Option #3: Yandex to Targap (28,000KZT)
Option #4 (risky): Yandex round-trip (25,000KZT)
Option #5: Private tour (50,000+ KZT)
The first, cheapest, and most adventurous option is to hitchhike from Almaty. You won’t wait more than 15 minutes for a car and the cost should be around 1,000KZT one-way unless the driver takes you for free which is not uncommon.
Tell the driver to drop you off in Targap, a one-street village along the highway just before the right-hand turn (see the first image at the top for the location). From here, you will hire a round-trip taxi to Tamgaly for 10,000KZT.
If you do this, you’ll see a bunch of yurts and stands set up selling qymyz, horse milk. You have to try horse milk when you’re in Kazakhstan, they’ve been drinking it for 5,500 years. The last one is the most popular. (Thanks to Dennis Keen of Walking Almaty for this tip).
The second and less-adventurous option is to take a Marshrutka (a kind of mass transit system or shared minibus with specific routes common in this part of the world) for 2,000KZT to Targap from the Sairan Bus Station in Almaty. From Targap, you will hire a round-trip taxi to Tamgaly for 10,000KZT.
The third option is to order a Yandex taxi (Uber in Kazakhstan) to Targap for about 9,000KZT. Again, you will hire a round-trip taxi to Tamgaly for 10,000KZT from Targap. The road from Targap to Tamgaly (Kopa) is totally empty except for sheep and horses.
The fourth option has you ordering a Yandex from Almaty direct to Tamgaly for about 12,500KZT each way. I do not recommend this for fear the driver would not wait for you. When I was in Bali, I hired a driver one-way to a far-out destination who said he’d wait but was gone by the time I returned. I hadn’t paid him for the return trip, but it created a big hassle when the locals tried to charge me 3x for a return taxi. In Tamgaly, there will be no return taxi option and there are so few other visitors, I’d fear having to sleep there the night! However, I did see one visitor arrive in a Yandex. I can only assume it waited for him.

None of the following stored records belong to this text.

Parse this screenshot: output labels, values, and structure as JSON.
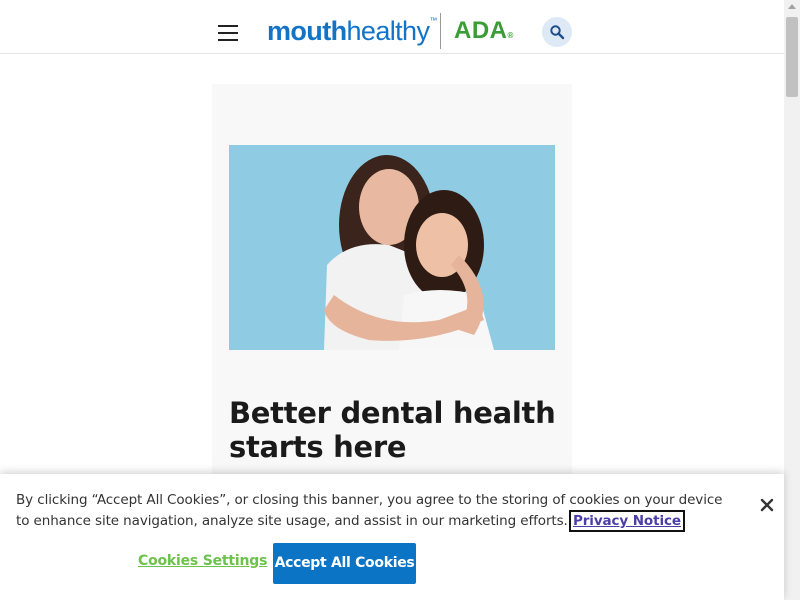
{
  "header": {
    "logo_part1": "mouth",
    "logo_part2": "healthy",
    "logo_tm": "™",
    "ada_logo": "ADA",
    "ada_reg": "®",
    "colors": {
      "brand_blue": "#1273c7",
      "ada_green": "#3a9d35"
    }
  },
  "hero": {
    "title": "Better dental health starts here"
  },
  "cookie_banner": {
    "text": "By clicking “Accept All Cookies”, or closing this banner, you agree to the storing of cookies on your device to enhance site navigation, analyze site usage, and assist in our marketing efforts.",
    "privacy_link": "Privacy Notice",
    "settings_label": "Cookies Settings",
    "accept_label": "Accept All Cookies",
    "close_icon": "close-icon",
    "colors": {
      "accept_bg": "#0b74c4",
      "settings_text": "#6cc24a"
    }
  }
}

The fifth option is to hire a private car or pay for a private tour. This will cost 50,000+KZT but will allow you to bring 4-5 friends. This is the option that I did and we split the cost.